I am bullish long term on Alcoa, but I think it is also time to take some profits off the table. I think the trader side of me has over taken what I think is a great company long term. But in the near term (before the market pulls back) it is hard to ignore its YTD gains. However, for those with a not so (admittedly) narrow view of the market, here are some things to consider for the company.
The case for Alcoa is simple: Aluminum will always be needed in our everyday lives. When you couple this fact with the company's shares being undervalued, it makes for a great investment. Investors need to consider that Alcoa's stock is worth slightly more than the $9.65 billion in tangible book value on its balance sheet.

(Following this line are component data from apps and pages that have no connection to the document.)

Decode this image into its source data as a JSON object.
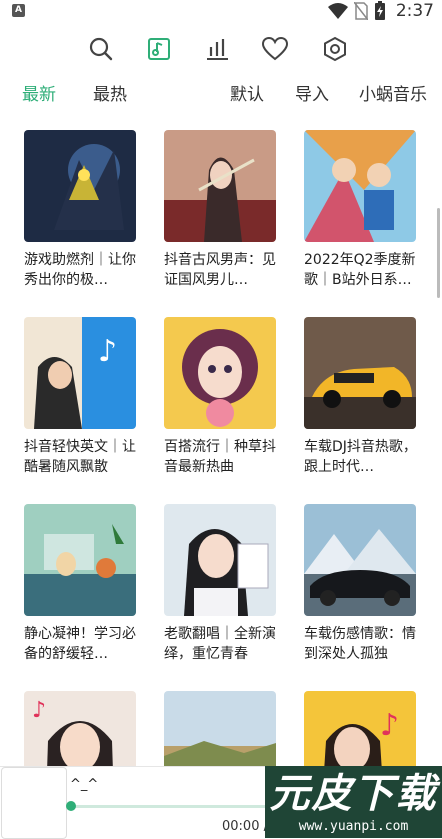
{
  "status": {
    "time": "2:37",
    "app_badge": "A"
  },
  "toolbar": {
    "icons": [
      "search-icon",
      "music-library-icon",
      "chart-icon",
      "heart-icon",
      "settings-icon"
    ],
    "accent": "#2fae78"
  },
  "tabs": [
    "最新",
    "最热",
    "默认",
    "导入",
    "小蜗音乐"
  ],
  "playlists": [
    {
      "title": "游戏助燃剂｜让你秀出你的极…"
    },
    {
      "title": "抖音古风男声：见证国风男儿…"
    },
    {
      "title": "2022年Q2季度新歌｜B站外日系…"
    },
    {
      "title": "抖音轻快英文｜让酷暑随风飘散"
    },
    {
      "title": "百搭流行｜种草抖音最新热曲"
    },
    {
      "title": "车载DJ抖音热歌，跟上时代…"
    },
    {
      "title": "静心凝神！学习必备的舒缓轻…"
    },
    {
      "title": "老歌翻唱｜全新演绎，重忆青春"
    },
    {
      "title": "车载伤感情歌：情到深处人孤独"
    },
    {
      "title": ""
    },
    {
      "title": ""
    },
    {
      "title": ""
    }
  ],
  "player": {
    "title": "^_^",
    "time": "00:00 / 00:00",
    "progress": 0
  },
  "watermark": {
    "big": "元皮下载",
    "url": "www.yuanpi.com"
  }
}
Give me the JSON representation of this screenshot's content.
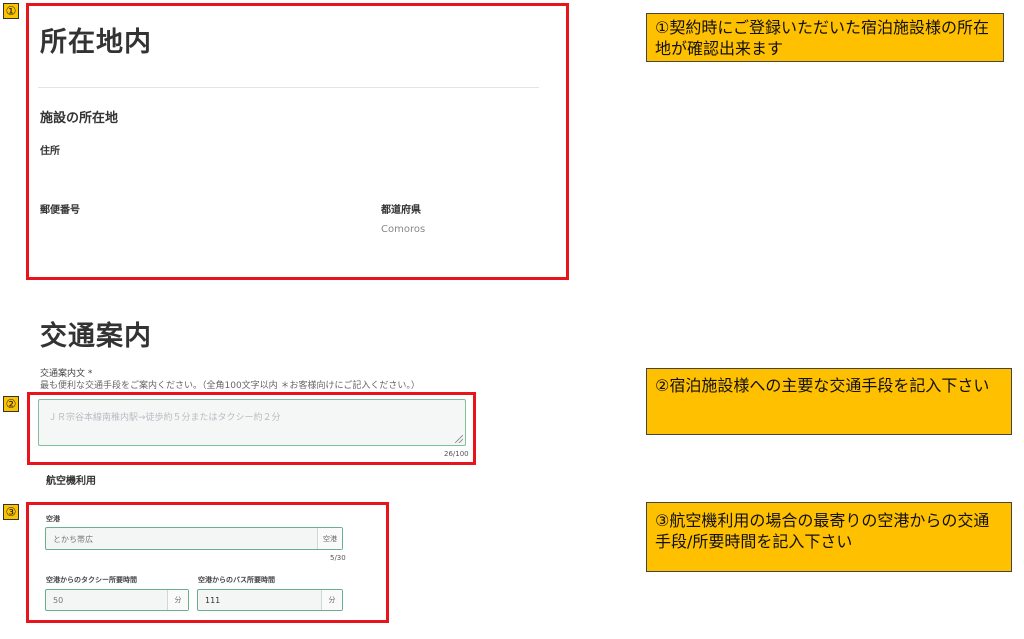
{
  "section1": {
    "marker": "①",
    "title": "所在地内",
    "subtitle": "施設の所在地",
    "address_label": "住所",
    "postal_label": "郵便番号",
    "prefecture_label": "都道府県",
    "prefecture_value": "Comoros"
  },
  "section2": {
    "marker": "②",
    "title": "交通案内",
    "field_label": "交通案内文 *",
    "field_help": "最も便利な交通手段をご案内ください。（全角100文字以内 ＊お客様向けにご記入ください。）",
    "textarea_value": "ＪＲ宗谷本線南稚内駅→徒歩約５分またはタクシー約２分",
    "counter": "26/100"
  },
  "section3": {
    "marker": "③",
    "heading": "航空機利用",
    "airport_label": "空港",
    "airport_value": "とかち帯広",
    "airport_unit": "空港",
    "airport_counter": "5/30",
    "taxi_label": "空港からのタクシー所要時間",
    "taxi_value": "50",
    "taxi_unit": "分",
    "bus_label": "空港からのバス所要時間",
    "bus_value": "111",
    "bus_unit": "分"
  },
  "callouts": {
    "c1": "①契約時にご登録いただいた宿泊施設様の所在地が確認出来ます",
    "c2": "②宿泊施設様への主要な交通手段を記入下さい",
    "c3": "③航空機利用の場合の最寄りの空港からの交通手段/所要時間を記入下さい"
  }
}
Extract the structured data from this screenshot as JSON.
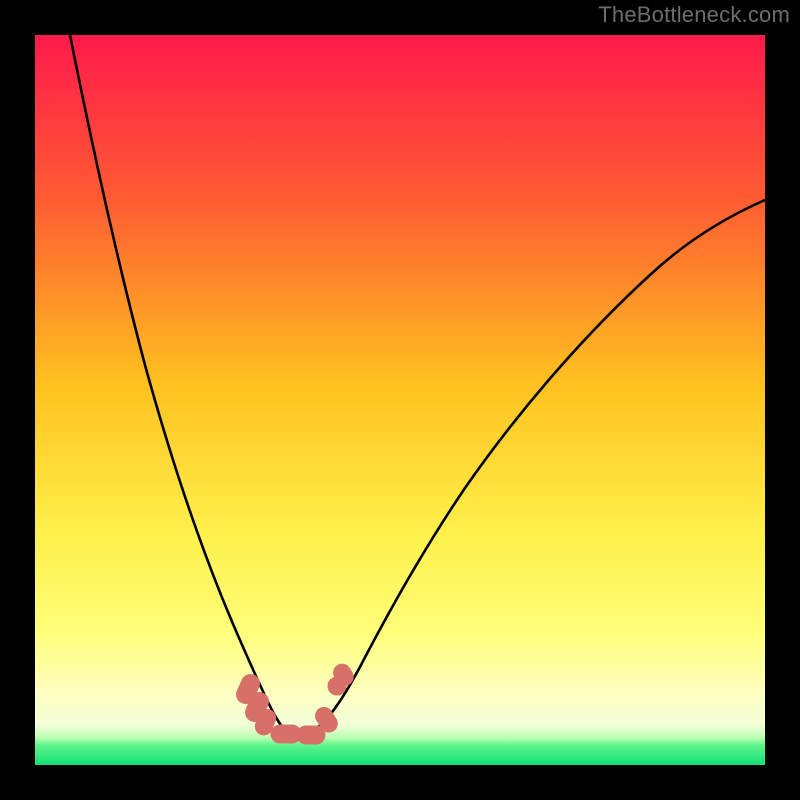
{
  "watermark": "TheBottleneck.com",
  "colors": {
    "page_bg": "#000000",
    "gradient_top": "#ff1a4b",
    "gradient_mid1": "#ff6a2a",
    "gradient_mid2": "#ffd21f",
    "gradient_mid3": "#ffff5a",
    "gradient_band": "#ffffa0",
    "gradient_green": "#13f07a",
    "curve_stroke": "#000000",
    "marker_fill": "#d77069",
    "watermark_text": "#6d6d6d"
  },
  "chart_data": {
    "type": "line",
    "title": "",
    "xlabel": "",
    "ylabel": "",
    "xlim": [
      0,
      100
    ],
    "ylim": [
      0,
      100
    ],
    "note": "Axes unlabeled; values are relative percentages of plot area. Curve is a V-shaped bottleneck profile with minimum near x≈34.",
    "series": [
      {
        "name": "bottleneck-curve",
        "x": [
          4.8,
          8,
          12,
          16,
          20,
          24,
          27,
          29.5,
          31,
          33,
          34,
          35,
          36.7,
          38.6,
          40,
          42,
          46,
          52,
          60,
          70,
          82,
          95,
          100
        ],
        "y": [
          100,
          84,
          66,
          51,
          38,
          26.5,
          18,
          12,
          8.5,
          5.2,
          4.5,
          4.6,
          5.3,
          7.2,
          9.6,
          13.5,
          21,
          31,
          42,
          53.5,
          64.5,
          74,
          77.4
        ]
      }
    ],
    "markers": [
      {
        "name": "left-cluster-1",
        "x": 29.3,
        "y": 10.2
      },
      {
        "name": "left-cluster-2",
        "x": 30.3,
        "y": 8.1
      },
      {
        "name": "left-cluster-3",
        "x": 31.4,
        "y": 6.0
      },
      {
        "name": "bottom-1",
        "x": 33.5,
        "y": 4.3
      },
      {
        "name": "bottom-2",
        "x": 35.5,
        "y": 4.3
      },
      {
        "name": "bottom-3",
        "x": 37.4,
        "y": 4.9
      },
      {
        "name": "right-cluster-1",
        "x": 39.0,
        "y": 6.8
      },
      {
        "name": "right-cluster-2",
        "x": 41.2,
        "y": 11.6
      }
    ],
    "green_band_y": 3.1
  }
}
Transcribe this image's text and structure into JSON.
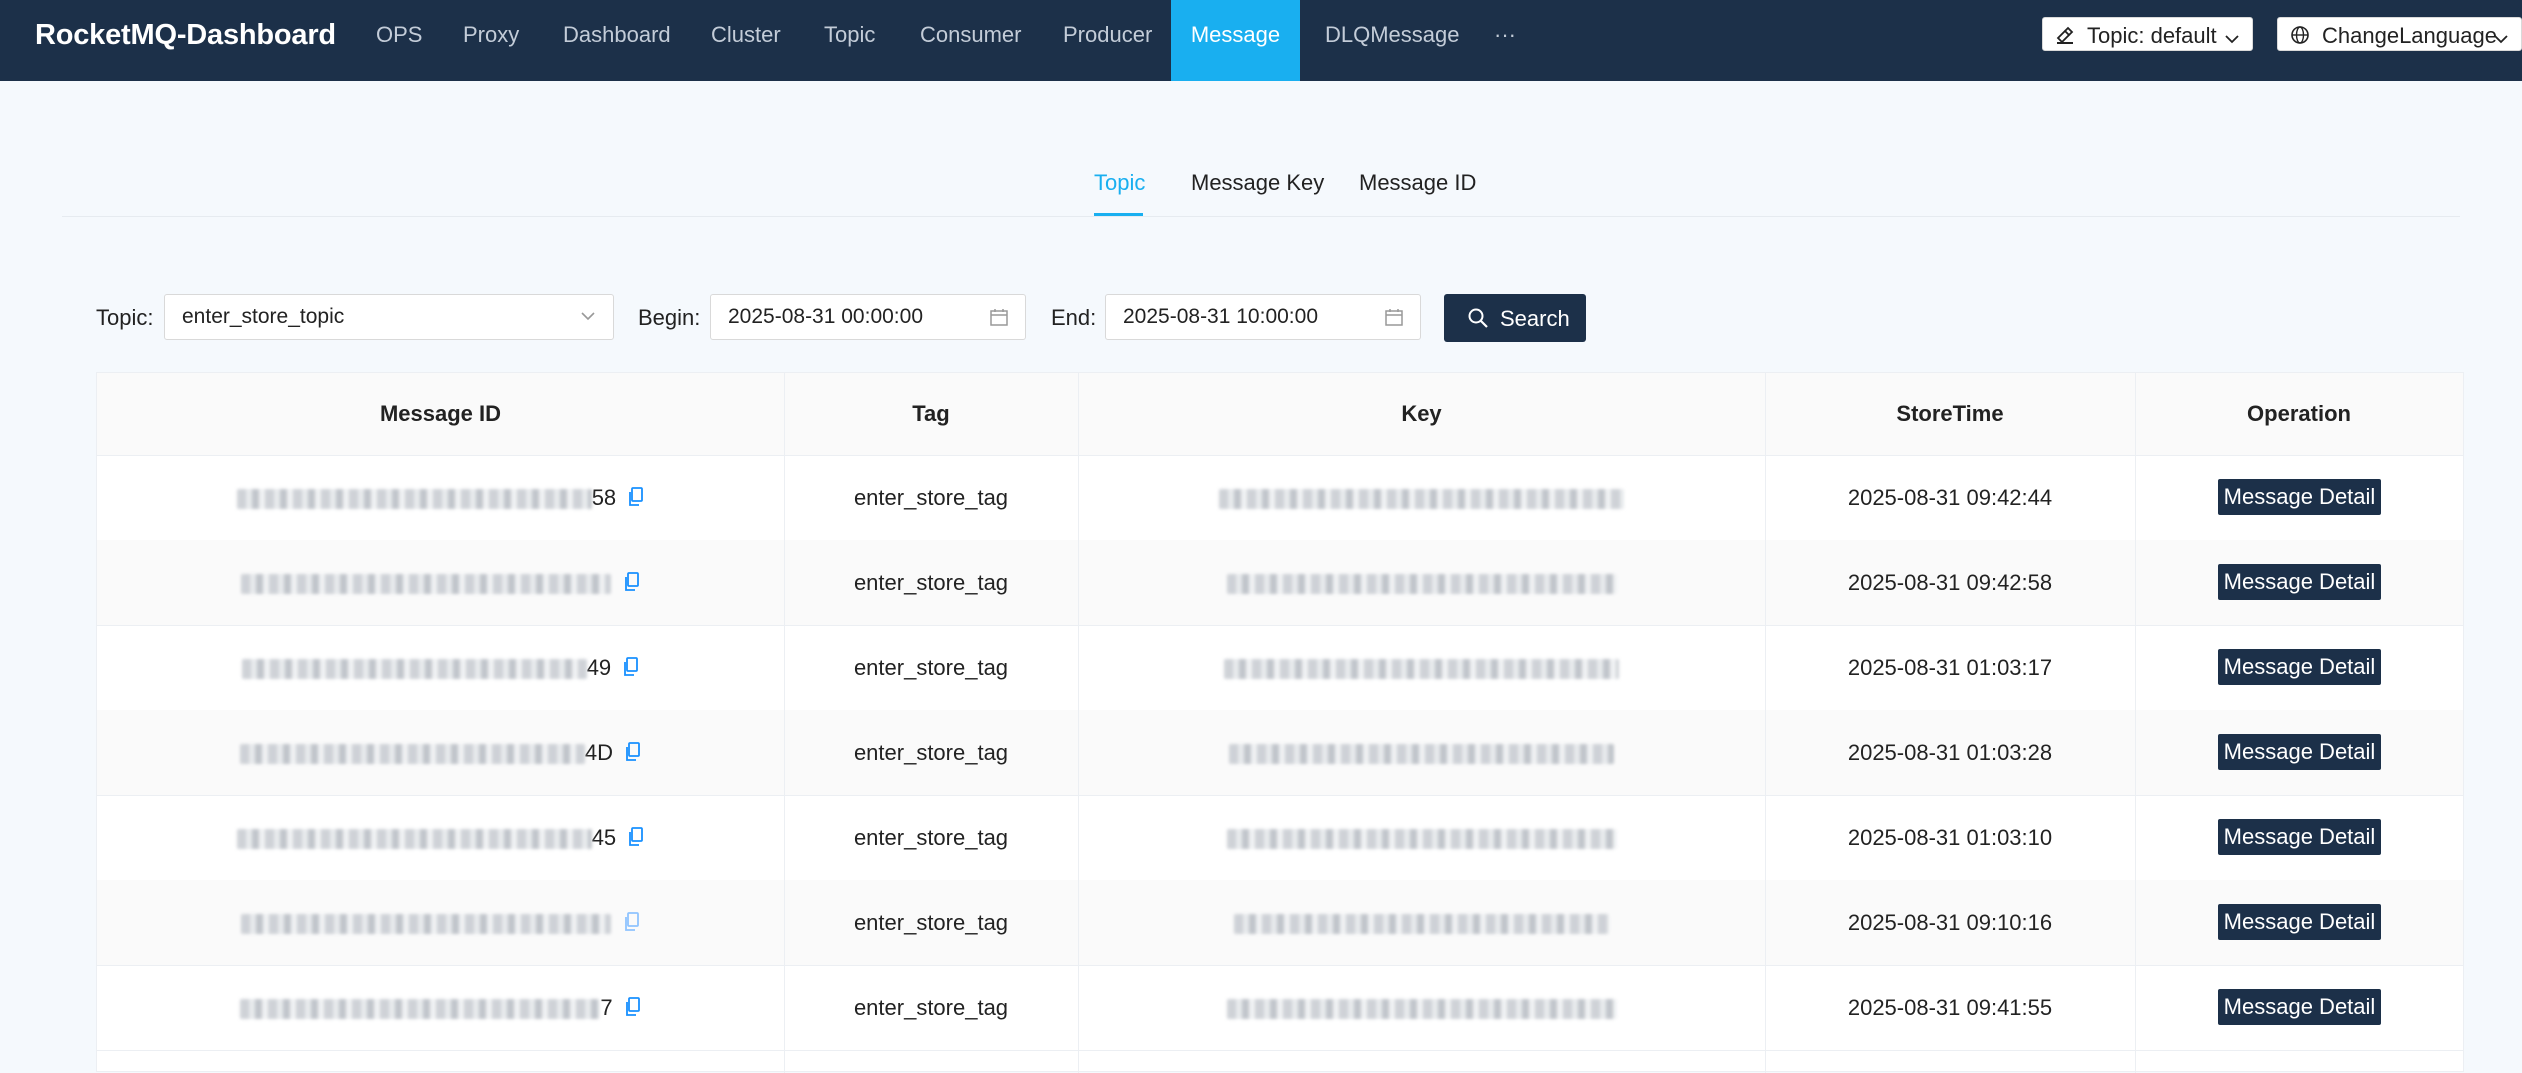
{
  "header": {
    "brand": "RocketMQ-Dashboard",
    "nav": [
      "OPS",
      "Proxy",
      "Dashboard",
      "Cluster",
      "Topic",
      "Consumer",
      "Producer",
      "Message",
      "DLQMessage",
      "···"
    ],
    "active_nav": "Message",
    "topic_select": "Topic: default",
    "language_select": "ChangeLanguage"
  },
  "tabs": [
    "Topic",
    "Message Key",
    "Message ID"
  ],
  "active_tab": "Topic",
  "search": {
    "topic_label": "Topic",
    "topic_value": "enter_store_topic",
    "begin_label": "Begin",
    "begin_value": "2025-08-31 00:00:00",
    "end_label": "End",
    "end_value": "2025-08-31 10:00:00",
    "button_label": "Search"
  },
  "table": {
    "columns": [
      "Message ID",
      "Tag",
      "Key",
      "StoreTime",
      "Operation"
    ],
    "rows": [
      {
        "message_id_suffix": "58",
        "tag": "enter_store_tag",
        "store_time": "2025-08-31 09:42:44",
        "action": "Message Detail"
      },
      {
        "message_id_suffix": "",
        "tag": "enter_store_tag",
        "store_time": "2025-08-31 09:42:58",
        "action": "Message Detail"
      },
      {
        "message_id_suffix": "49",
        "tag": "enter_store_tag",
        "store_time": "2025-08-31 01:03:17",
        "action": "Message Detail"
      },
      {
        "message_id_suffix": "4D",
        "tag": "enter_store_tag",
        "store_time": "2025-08-31 01:03:28",
        "action": "Message Detail"
      },
      {
        "message_id_suffix": "45",
        "tag": "enter_store_tag",
        "store_time": "2025-08-31 01:03:10",
        "action": "Message Detail"
      },
      {
        "message_id_suffix": "",
        "tag": "enter_store_tag",
        "store_time": "2025-08-31 09:10:16",
        "action": "Message Detail"
      },
      {
        "message_id_suffix": "7",
        "tag": "enter_store_tag",
        "store_time": "2025-08-31 09:41:55",
        "action": "Message Detail"
      }
    ]
  },
  "colors": {
    "header_bg": "#1c3049",
    "accent": "#19aff0",
    "button_bg": "#1c3049",
    "page_bg": "#f5f9fd"
  },
  "icons": [
    "format-painter-icon",
    "chevron-down-icon",
    "globe-icon",
    "calendar-icon",
    "search-icon",
    "copy-icon"
  ]
}
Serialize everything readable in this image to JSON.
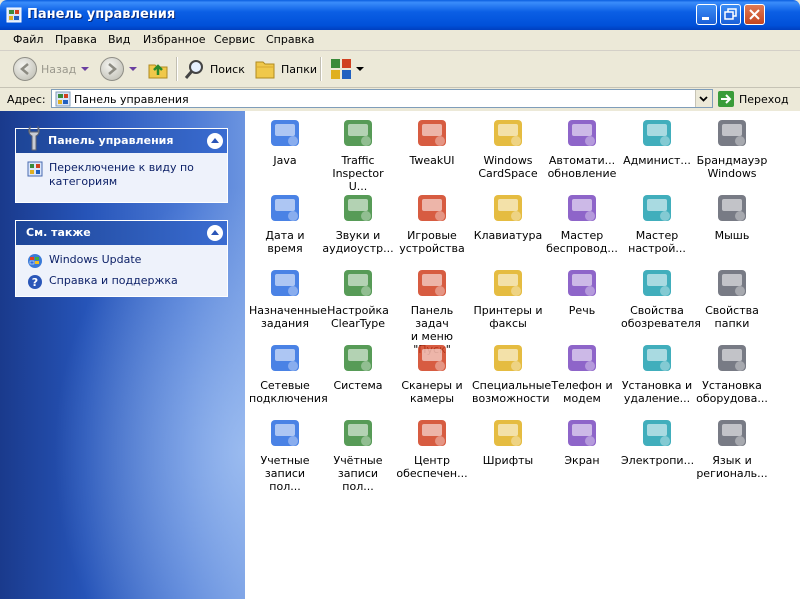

Yet that book value figure is quite understated because the value of a number of manufacturing facilities has been written down due to depletion. In terms of replacement value, if one were to build Alcoa's factories from scratch, then you're likely looking at a market value closer to 40% lower than the real value of the company's assets.
Equally important, Alcoa should remain free cash flow positive, even if the global economy slumps further in 2012. A weak economy would actually benefit Alcoa as higher-cost rivals get flushed out. As it stands, many aluminum producers are operating at a loss with aluminum trading for roughly $1 a pound. That's a price point at which Alcoa can still turn a profit. The fact of the matter is aluminum and many of its characteristics are needed in several large business productions mainly for its high strength to weight ratio as well as its ability to resist corrosion. Because of this, several large companies should become large consumers of aluminum as they evolve into utilizing it more into large consumer items such as vehicles and home appliances.